(Stored data)
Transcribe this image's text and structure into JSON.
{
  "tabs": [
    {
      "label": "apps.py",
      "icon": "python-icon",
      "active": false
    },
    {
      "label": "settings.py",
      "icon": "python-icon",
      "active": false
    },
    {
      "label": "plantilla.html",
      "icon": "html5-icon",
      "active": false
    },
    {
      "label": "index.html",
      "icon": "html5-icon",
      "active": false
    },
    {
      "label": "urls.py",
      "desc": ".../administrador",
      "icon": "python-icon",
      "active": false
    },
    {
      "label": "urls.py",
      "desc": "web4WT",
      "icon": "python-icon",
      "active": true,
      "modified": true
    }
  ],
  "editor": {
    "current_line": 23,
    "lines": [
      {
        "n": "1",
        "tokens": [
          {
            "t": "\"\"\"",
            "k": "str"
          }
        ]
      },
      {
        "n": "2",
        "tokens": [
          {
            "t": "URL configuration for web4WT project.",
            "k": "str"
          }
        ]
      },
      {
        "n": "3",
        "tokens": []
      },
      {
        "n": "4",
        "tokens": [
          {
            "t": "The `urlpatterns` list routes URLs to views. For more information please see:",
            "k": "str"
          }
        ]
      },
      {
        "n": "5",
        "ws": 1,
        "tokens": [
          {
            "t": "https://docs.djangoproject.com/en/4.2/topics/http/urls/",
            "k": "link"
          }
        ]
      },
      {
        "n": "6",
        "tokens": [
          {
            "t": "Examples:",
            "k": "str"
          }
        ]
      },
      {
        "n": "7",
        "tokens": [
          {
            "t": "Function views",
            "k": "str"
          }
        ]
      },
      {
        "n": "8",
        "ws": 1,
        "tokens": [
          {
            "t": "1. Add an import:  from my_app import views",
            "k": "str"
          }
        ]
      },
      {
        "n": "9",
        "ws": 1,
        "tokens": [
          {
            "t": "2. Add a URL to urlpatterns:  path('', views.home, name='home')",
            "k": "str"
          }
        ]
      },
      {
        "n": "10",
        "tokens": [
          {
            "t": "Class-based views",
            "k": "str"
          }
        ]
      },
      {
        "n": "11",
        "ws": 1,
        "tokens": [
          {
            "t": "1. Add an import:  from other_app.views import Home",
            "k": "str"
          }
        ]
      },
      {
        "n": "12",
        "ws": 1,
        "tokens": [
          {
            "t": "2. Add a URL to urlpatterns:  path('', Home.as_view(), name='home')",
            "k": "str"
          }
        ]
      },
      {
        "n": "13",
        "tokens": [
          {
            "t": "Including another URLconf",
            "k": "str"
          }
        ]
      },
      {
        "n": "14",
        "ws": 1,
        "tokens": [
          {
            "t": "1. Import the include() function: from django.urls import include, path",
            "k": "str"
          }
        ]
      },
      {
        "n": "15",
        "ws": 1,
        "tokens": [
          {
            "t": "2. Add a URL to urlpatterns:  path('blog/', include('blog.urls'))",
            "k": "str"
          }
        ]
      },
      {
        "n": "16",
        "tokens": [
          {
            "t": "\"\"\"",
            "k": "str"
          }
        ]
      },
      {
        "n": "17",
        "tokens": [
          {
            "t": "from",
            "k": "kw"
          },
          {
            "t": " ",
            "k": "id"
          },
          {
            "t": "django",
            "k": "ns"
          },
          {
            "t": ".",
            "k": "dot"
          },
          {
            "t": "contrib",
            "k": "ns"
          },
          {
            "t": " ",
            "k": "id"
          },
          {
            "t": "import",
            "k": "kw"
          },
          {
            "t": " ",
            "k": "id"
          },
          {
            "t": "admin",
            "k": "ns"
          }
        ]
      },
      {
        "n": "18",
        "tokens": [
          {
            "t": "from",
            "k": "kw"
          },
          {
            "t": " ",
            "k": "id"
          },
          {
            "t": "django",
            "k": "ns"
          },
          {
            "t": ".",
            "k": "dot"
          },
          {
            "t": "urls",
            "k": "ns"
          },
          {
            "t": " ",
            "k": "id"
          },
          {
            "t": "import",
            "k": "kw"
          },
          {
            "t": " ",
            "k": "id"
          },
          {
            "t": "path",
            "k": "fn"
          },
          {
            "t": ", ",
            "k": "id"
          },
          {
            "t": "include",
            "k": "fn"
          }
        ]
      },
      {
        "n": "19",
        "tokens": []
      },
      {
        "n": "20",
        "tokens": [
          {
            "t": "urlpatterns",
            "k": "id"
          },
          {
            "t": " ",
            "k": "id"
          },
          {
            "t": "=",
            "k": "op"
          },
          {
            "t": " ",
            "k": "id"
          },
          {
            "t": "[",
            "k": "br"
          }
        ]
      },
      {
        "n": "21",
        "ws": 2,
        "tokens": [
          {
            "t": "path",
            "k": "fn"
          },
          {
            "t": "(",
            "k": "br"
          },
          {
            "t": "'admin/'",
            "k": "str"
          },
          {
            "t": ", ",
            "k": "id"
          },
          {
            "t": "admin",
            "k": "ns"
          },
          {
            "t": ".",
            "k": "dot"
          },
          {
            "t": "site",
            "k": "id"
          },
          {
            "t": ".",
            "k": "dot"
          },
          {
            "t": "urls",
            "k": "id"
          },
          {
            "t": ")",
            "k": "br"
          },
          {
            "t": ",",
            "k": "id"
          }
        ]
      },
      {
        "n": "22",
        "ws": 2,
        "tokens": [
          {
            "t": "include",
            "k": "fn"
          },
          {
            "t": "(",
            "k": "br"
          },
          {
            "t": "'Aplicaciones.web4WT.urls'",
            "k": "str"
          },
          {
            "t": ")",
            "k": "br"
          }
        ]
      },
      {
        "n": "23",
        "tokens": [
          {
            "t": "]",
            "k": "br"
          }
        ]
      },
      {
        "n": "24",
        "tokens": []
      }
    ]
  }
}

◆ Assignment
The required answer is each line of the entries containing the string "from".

◆ Written answer
            "t": "1. Add an import:  from my_app import views",
            "t": "1. Add an import:  from other_app.views import Home",
            "t": "1. Import the include() function: from django.urls import include, path",
            "t": "from",
            "t": "from",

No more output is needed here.